EXERCISE DIRECTIONS
Can you print the data exactly and leave out each image?

DATASET EXCERPTS
-----
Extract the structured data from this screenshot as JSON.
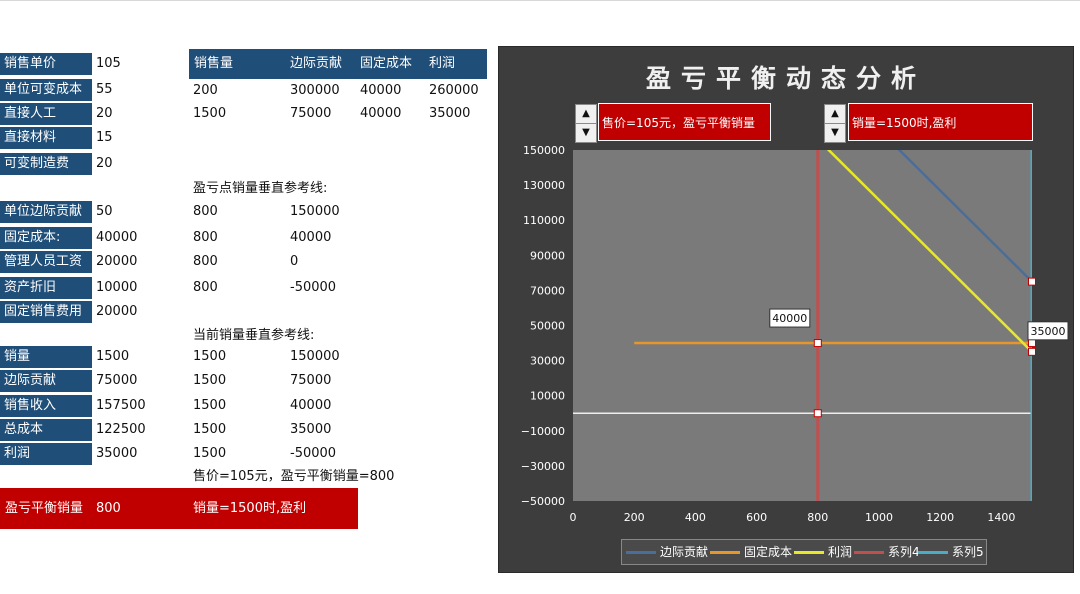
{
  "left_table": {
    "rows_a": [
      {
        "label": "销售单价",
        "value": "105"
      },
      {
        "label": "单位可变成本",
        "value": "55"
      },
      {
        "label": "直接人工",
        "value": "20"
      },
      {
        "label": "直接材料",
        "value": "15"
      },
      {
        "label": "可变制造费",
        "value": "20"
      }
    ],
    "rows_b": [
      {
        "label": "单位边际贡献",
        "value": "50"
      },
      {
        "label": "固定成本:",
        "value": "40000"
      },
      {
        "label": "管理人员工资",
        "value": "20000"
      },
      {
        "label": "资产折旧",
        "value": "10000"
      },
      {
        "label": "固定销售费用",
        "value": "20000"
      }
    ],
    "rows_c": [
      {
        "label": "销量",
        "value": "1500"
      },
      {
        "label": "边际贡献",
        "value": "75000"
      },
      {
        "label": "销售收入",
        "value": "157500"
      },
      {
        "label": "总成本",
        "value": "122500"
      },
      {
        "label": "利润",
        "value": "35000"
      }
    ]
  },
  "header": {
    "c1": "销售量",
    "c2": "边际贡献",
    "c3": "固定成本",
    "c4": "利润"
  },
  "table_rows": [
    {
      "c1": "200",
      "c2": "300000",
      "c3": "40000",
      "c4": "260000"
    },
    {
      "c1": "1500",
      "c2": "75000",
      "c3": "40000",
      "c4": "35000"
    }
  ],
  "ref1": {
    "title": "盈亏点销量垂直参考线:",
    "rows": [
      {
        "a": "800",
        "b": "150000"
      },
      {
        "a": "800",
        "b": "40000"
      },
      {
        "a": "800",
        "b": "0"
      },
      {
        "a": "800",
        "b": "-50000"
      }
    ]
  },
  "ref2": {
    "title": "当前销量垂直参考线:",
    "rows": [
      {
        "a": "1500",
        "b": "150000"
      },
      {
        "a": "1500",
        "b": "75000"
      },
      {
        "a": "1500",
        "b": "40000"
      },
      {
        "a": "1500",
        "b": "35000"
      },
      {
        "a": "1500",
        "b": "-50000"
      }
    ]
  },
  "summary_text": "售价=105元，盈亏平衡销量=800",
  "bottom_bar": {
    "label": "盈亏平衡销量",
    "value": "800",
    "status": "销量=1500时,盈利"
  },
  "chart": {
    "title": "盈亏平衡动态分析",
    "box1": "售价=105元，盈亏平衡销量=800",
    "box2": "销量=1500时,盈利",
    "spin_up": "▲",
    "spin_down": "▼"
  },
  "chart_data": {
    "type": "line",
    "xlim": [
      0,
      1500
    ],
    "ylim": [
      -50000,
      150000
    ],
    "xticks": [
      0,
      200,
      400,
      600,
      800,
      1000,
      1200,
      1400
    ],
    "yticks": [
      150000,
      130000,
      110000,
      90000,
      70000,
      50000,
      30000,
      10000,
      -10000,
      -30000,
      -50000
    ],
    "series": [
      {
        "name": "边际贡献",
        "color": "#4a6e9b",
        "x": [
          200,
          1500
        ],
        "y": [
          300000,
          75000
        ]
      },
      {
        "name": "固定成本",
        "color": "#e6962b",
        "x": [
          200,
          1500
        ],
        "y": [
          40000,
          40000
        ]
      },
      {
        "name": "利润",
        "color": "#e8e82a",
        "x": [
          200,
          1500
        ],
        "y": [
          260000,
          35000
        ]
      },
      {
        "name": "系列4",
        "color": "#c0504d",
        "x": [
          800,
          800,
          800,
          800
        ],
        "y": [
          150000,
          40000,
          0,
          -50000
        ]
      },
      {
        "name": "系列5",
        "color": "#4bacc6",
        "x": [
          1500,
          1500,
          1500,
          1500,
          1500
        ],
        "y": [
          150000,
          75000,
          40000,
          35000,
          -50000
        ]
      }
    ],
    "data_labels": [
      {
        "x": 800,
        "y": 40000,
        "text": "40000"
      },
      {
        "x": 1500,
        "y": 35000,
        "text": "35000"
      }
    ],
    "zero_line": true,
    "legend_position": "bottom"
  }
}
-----
EXERCISE ANSWER
Extract the structured data from this screenshot as JSON.
{
  "left_table": {
    "rows_a": [
      {
        "label": "销售单价",
        "value": "105"
      },
      {
        "label": "单位可变成本",
        "value": "55"
      },
      {
        "label": "直接人工",
        "value": "20"
      },
      {
        "label": "直接材料",
        "value": "15"
      },
      {
        "label": "可变制造费",
        "value": "20"
      }
    ],
    "rows_b": [
      {
        "label": "单位边际贡献",
        "value": "50"
      },
      {
        "label": "固定成本:",
        "value": "40000"
      },
      {
        "label": "管理人员工资",
        "value": "20000"
      },
      {
        "label": "资产折旧",
        "value": "10000"
      },
      {
        "label": "固定销售费用",
        "value": "20000"
      }
    ],
    "rows_c": [
      {
        "label": "销量",
        "value": "1500"
      },
      {
        "label": "边际贡献",
        "value": "75000"
      },
      {
        "label": "销售收入",
        "value": "157500"
      },
      {
        "label": "总成本",
        "value": "122500"
      },
      {
        "label": "利润",
        "value": "35000"
      }
    ]
  },
  "header": {
    "c1": "销售量",
    "c2": "边际贡献",
    "c3": "固定成本",
    "c4": "利润"
  },
  "table_rows": [
    {
      "c1": "200",
      "c2": "300000",
      "c3": "40000",
      "c4": "260000"
    },
    {
      "c1": "1500",
      "c2": "75000",
      "c3": "40000",
      "c4": "35000"
    }
  ],
  "ref1": {
    "title": "盈亏点销量垂直参考线:",
    "rows": [
      {
        "a": "800",
        "b": "150000"
      },
      {
        "a": "800",
        "b": "40000"
      },
      {
        "a": "800",
        "b": "0"
      },
      {
        "a": "800",
        "b": "-50000"
      }
    ]
  },
  "ref2": {
    "title": "当前销量垂直参考线:",
    "rows": [
      {
        "a": "1500",
        "b": "150000"
      },
      {
        "a": "1500",
        "b": "75000"
      },
      {
        "a": "1500",
        "b": "40000"
      },
      {
        "a": "1500",
        "b": "35000"
      },
      {
        "a": "1500",
        "b": "-50000"
      }
    ]
  },
  "summary_text": "售价=105元，盈亏平衡销量=800",
  "bottom_bar": {
    "label": "盈亏平衡销量",
    "value": "800",
    "status": "销量=1500时,盈利"
  },
  "chart": {
    "title": "盈亏平衡动态分析",
    "box1": "售价=105元，盈亏平衡销量=800",
    "box2": "销量=1500时,盈利",
    "spin_up": "▲",
    "spin_down": "▼"
  },
  "chart_data": {
    "type": "line",
    "xlim": [
      0,
      1500
    ],
    "ylim": [
      -50000,
      150000
    ],
    "xticks": [
      0,
      200,
      400,
      600,
      800,
      1000,
      1200,
      1400
    ],
    "yticks": [
      150000,
      130000,
      110000,
      90000,
      70000,
      50000,
      30000,
      10000,
      -10000,
      -30000,
      -50000
    ],
    "series": [
      {
        "name": "边际贡献",
        "color": "#4a6e9b",
        "x": [
          200,
          1500
        ],
        "y": [
          300000,
          75000
        ]
      },
      {
        "name": "固定成本",
        "color": "#e6962b",
        "x": [
          200,
          1500
        ],
        "y": [
          40000,
          40000
        ]
      },
      {
        "name": "利润",
        "color": "#e8e82a",
        "x": [
          200,
          1500
        ],
        "y": [
          260000,
          35000
        ]
      },
      {
        "name": "系列4",
        "color": "#c0504d",
        "x": [
          800,
          800,
          800,
          800
        ],
        "y": [
          150000,
          40000,
          0,
          -50000
        ]
      },
      {
        "name": "系列5",
        "color": "#4bacc6",
        "x": [
          1500,
          1500,
          1500,
          1500,
          1500
        ],
        "y": [
          150000,
          75000,
          40000,
          35000,
          -50000
        ]
      }
    ],
    "data_labels": [
      {
        "x": 800,
        "y": 40000,
        "text": "40000"
      },
      {
        "x": 1500,
        "y": 35000,
        "text": "35000"
      }
    ],
    "zero_line": true,
    "legend_position": "bottom"
  }
}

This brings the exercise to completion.